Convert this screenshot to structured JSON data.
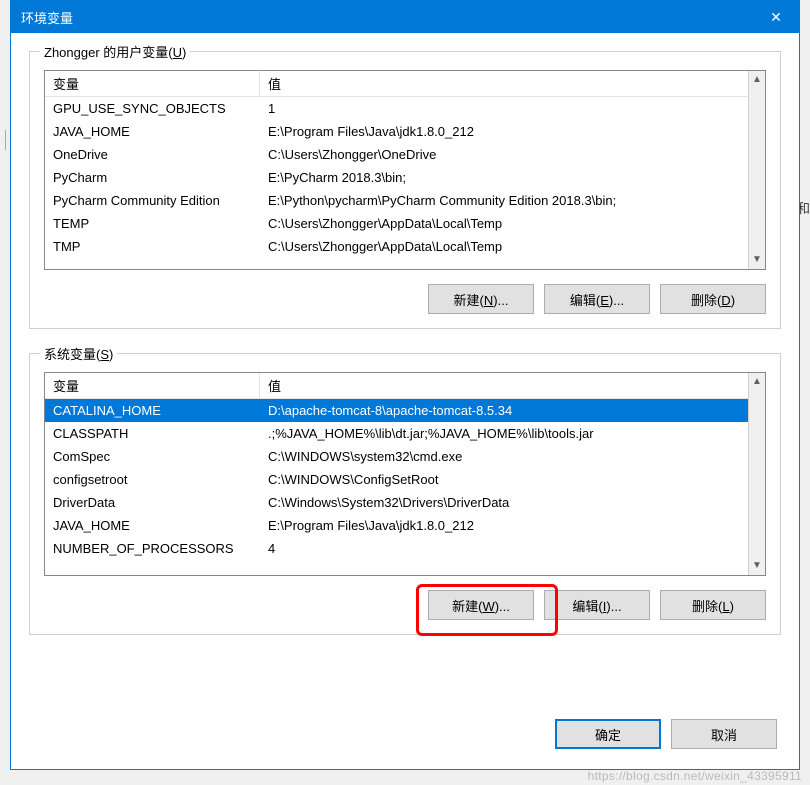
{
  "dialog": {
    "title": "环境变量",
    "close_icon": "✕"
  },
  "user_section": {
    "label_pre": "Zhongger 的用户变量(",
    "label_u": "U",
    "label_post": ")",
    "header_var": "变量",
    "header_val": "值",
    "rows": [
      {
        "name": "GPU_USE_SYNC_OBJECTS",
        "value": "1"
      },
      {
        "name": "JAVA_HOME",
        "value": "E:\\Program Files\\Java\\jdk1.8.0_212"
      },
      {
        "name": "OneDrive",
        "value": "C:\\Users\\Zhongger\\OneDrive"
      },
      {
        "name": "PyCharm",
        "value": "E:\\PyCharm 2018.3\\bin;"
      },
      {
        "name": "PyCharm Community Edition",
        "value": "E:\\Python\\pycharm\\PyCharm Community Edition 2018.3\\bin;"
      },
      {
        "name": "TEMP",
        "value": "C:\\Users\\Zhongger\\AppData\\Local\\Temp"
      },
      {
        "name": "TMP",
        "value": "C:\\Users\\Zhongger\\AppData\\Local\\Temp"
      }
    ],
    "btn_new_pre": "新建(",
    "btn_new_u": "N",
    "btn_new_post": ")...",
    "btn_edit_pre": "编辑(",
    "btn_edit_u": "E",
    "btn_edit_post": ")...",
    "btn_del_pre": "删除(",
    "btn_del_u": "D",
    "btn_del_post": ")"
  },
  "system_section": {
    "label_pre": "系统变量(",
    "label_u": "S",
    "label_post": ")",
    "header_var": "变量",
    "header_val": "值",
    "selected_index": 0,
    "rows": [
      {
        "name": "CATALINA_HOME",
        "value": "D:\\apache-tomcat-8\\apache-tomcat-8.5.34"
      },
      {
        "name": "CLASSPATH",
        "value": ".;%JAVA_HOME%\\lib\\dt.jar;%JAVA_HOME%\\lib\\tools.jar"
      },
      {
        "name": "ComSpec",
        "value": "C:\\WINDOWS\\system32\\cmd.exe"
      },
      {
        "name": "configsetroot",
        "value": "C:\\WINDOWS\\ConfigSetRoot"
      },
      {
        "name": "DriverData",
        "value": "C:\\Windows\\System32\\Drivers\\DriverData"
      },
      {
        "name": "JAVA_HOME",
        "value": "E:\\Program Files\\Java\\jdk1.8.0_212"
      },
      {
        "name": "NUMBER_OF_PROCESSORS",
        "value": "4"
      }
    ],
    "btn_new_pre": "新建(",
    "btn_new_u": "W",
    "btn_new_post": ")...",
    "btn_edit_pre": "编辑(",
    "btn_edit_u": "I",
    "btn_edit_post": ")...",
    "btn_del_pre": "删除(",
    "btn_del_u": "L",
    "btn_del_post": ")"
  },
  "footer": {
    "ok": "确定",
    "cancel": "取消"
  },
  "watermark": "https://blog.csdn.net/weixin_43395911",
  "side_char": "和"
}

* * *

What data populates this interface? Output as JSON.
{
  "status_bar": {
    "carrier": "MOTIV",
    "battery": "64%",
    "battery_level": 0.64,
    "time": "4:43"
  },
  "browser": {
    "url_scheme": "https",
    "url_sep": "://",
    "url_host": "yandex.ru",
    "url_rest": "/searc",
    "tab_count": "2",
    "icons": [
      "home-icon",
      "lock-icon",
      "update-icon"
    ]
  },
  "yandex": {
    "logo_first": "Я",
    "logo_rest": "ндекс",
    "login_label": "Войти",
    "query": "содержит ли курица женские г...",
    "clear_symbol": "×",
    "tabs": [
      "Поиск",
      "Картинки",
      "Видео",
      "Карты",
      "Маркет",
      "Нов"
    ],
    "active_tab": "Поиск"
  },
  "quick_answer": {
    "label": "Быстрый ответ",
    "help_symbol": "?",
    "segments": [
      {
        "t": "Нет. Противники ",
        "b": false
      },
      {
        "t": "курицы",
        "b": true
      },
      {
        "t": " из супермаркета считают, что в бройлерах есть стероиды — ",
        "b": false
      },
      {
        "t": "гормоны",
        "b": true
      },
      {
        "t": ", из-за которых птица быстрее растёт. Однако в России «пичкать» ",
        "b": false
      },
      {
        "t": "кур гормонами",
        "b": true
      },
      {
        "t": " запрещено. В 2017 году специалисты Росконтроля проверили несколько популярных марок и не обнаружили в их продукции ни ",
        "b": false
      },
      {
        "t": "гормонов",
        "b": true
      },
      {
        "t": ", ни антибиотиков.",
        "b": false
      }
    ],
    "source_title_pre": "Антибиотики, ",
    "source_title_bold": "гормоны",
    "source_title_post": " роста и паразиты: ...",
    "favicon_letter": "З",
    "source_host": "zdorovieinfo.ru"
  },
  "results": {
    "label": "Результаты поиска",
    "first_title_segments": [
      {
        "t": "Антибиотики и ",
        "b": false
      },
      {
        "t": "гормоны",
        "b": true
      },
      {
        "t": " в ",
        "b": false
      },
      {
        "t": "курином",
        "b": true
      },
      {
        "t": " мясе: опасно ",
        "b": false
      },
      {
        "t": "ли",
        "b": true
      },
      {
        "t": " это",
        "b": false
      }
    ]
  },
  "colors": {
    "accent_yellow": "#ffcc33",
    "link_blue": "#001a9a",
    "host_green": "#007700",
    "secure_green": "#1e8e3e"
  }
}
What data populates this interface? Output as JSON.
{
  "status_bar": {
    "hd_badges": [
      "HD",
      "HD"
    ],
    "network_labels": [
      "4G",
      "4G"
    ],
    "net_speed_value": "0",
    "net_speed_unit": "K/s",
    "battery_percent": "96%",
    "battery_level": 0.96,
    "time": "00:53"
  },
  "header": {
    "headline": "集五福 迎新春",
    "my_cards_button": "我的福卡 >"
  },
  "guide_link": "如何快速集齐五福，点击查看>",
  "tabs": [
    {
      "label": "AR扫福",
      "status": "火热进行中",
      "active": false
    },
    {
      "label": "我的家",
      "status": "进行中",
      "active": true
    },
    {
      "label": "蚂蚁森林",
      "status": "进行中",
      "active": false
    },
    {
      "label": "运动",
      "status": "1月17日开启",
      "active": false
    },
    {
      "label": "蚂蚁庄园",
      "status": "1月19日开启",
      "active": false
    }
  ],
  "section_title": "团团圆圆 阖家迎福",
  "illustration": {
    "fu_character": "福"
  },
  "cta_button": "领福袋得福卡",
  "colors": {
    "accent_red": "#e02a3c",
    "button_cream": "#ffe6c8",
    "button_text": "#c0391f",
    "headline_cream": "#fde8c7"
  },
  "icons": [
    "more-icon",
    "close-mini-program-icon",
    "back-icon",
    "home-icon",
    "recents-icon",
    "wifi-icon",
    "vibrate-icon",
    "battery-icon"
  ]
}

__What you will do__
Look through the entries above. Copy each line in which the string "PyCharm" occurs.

__Response to the exercise__
        "name": "PyCharm",
        "value": "E:\\PyCharm 2018.3\\bin;"
        "name": "PyCharm Community Edition",
        "value": "E:\\Python\\pycharm\\PyCharm Community Edition 2018.3\\bin;"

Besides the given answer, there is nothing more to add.